Guy Whittingham has challenged his players to ensure the Football League are responsible for relegating Pompey.
The Blues extended their impressive recent run of form by beating promotion-hopefuls Tranmere 1-0 yesterday.
The victory takes Whittingham’s men three points away from safety, with four matches still to play this season.
It’s an improbable position made possible from a recent resurgence of just two defeats in the past 11 matches.
In the meantime, there is the issue of a 10-point deduction, which is far from clear-cut.

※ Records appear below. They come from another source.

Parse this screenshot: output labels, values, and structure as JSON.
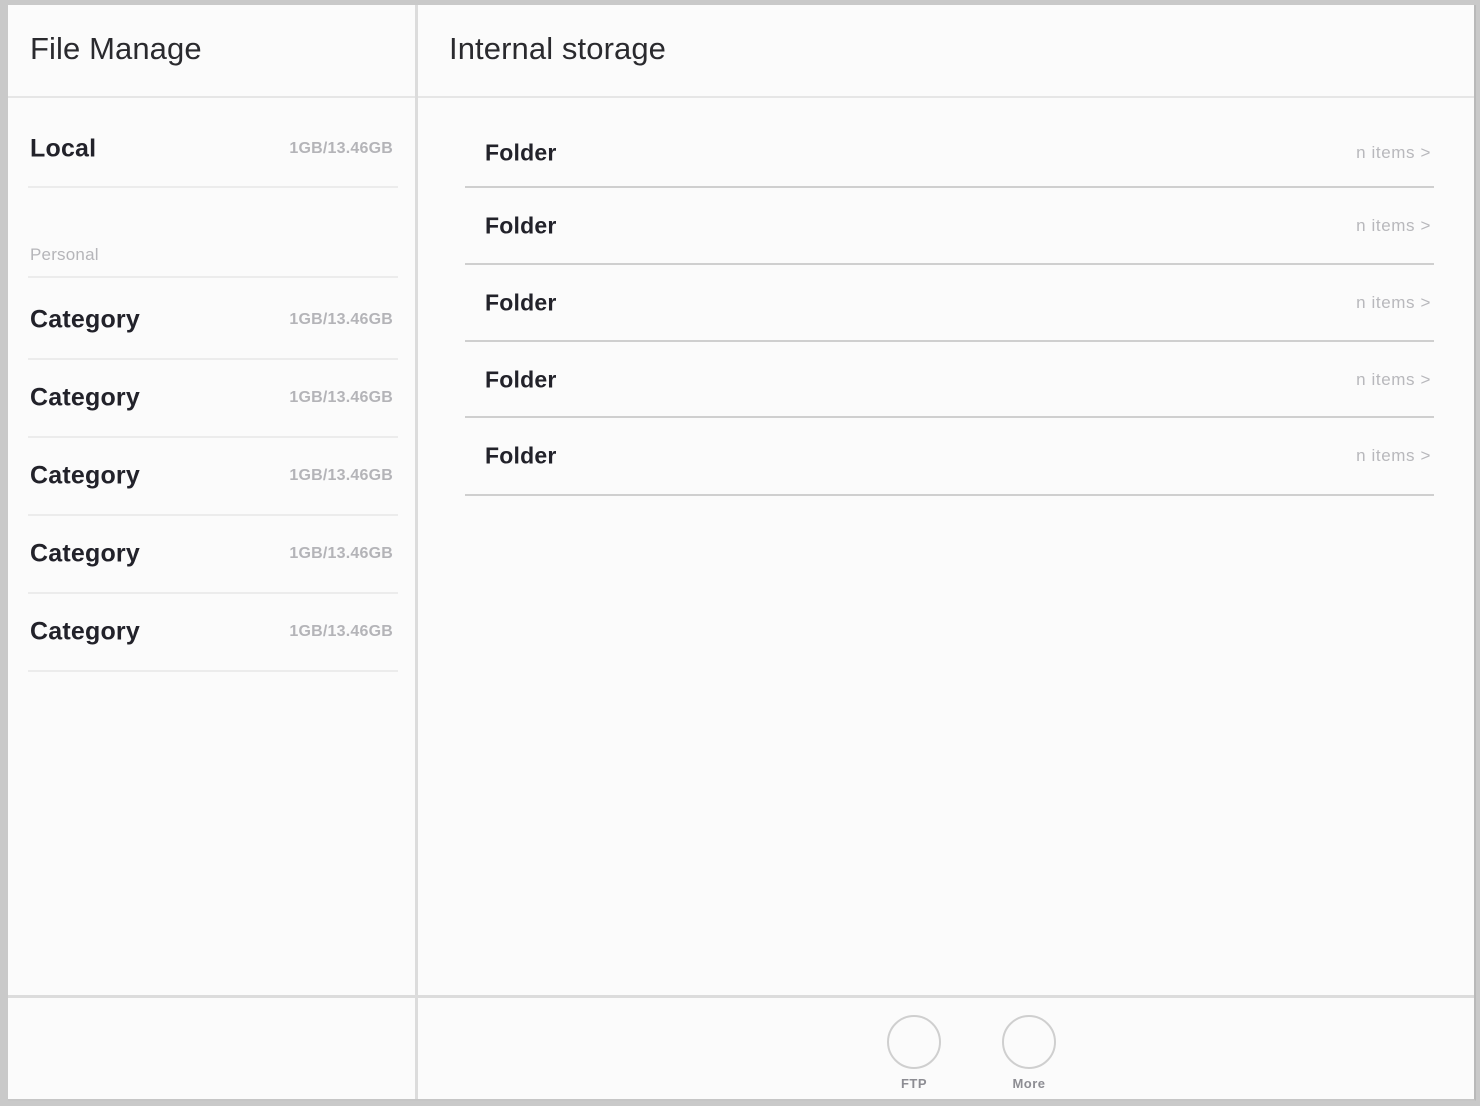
{
  "window": {
    "left_panel_title": "File Manage",
    "right_panel_title": "Internal storage"
  },
  "sidebar": {
    "storage": {
      "label": "Local",
      "value": "1GB/13.46GB"
    },
    "section_label": "Personal",
    "categories": [
      {
        "label": "Category",
        "value": "1GB/13.46GB"
      },
      {
        "label": "Category",
        "value": "1GB/13.46GB"
      },
      {
        "label": "Category",
        "value": "1GB/13.46GB"
      },
      {
        "label": "Category",
        "value": "1GB/13.46GB"
      },
      {
        "label": "Category",
        "value": "1GB/13.46GB"
      }
    ]
  },
  "filelist": {
    "rows": [
      {
        "name": "Folder",
        "meta": "n items >"
      },
      {
        "name": "Folder",
        "meta": "n items >"
      },
      {
        "name": "Folder",
        "meta": "n items >"
      },
      {
        "name": "Folder",
        "meta": "n items >"
      },
      {
        "name": "Folder",
        "meta": "n items >"
      }
    ]
  },
  "bottombar": {
    "buttons": [
      {
        "label": "FTP",
        "icon": "circle-icon"
      },
      {
        "label": "More",
        "icon": "circle-icon"
      }
    ]
  },
  "colors": {
    "page_background": "#fbfbfb",
    "outer_frame": "#c9c9c9",
    "text_primary": "#22222a",
    "text_muted": "#b5b5b9",
    "divider": "#dcdcdc",
    "row_rule_light": "#ececec",
    "row_rule_dark": "#cfcfcf"
  }
}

In July 2012, the Football League stressed such a punishment – in recognition of Pompey failing to fulfil their first Company Voluntary Arrangement (CVA) – would be applied this season if the club came out of administration.
In theory, the Blues could exit administration by the end of next week if the Pompey Supporters’ Trust receive a satisfactory outcome from their High Court case.
However, there remains concerns that if the Blues are already relegated, the deduction may be applied at the start of next season in League Two.
And for Whittingham, it would mean everything for Pompey to go down because of the points loss rather than their results on the pitch.
He said: ‘It is everything, everything to us that the Football League relegate us rather than the players.
‘We have got to give our all until that point because then we can look at ourselves and say “hey, we did all right”.
‘We want the chance to say “despite everything that has gone on, we have done okay”.
‘That is so important to us and every game is one we are going out to win.
‘Of course there is that worry the points may come off next season.
‘But if we can get enough to finish outside the relegation zone, it doesn’t give people the chance to do that, does it?
‘You can sort of write off December and January with the team because everything else going on had such a big effect.
‘We got through it by being competitive so it (fifth from bottom) would be a huge achievement. Probably, personally, I would think it would be my greatest achievement.
‘You achieve things all over the place but that would probably be one of them, for sure.’
PKF and Portpin head to the High Court on April 10/11 over the valuation of the charge over Fratton Park.
Upon the result of that, should the Trust be able to meet that figure, they will take ownership of Pompey and the club can come out of administration.
It will then be up to the Football League to meet and issue the ‘golden share’, which is effectively League membership.
However, League chiefs have declined to reveal the date when this crucial meeting would be held. Time is running out this season, with Pompey’s campaign closing at Shrewsbury on April 27.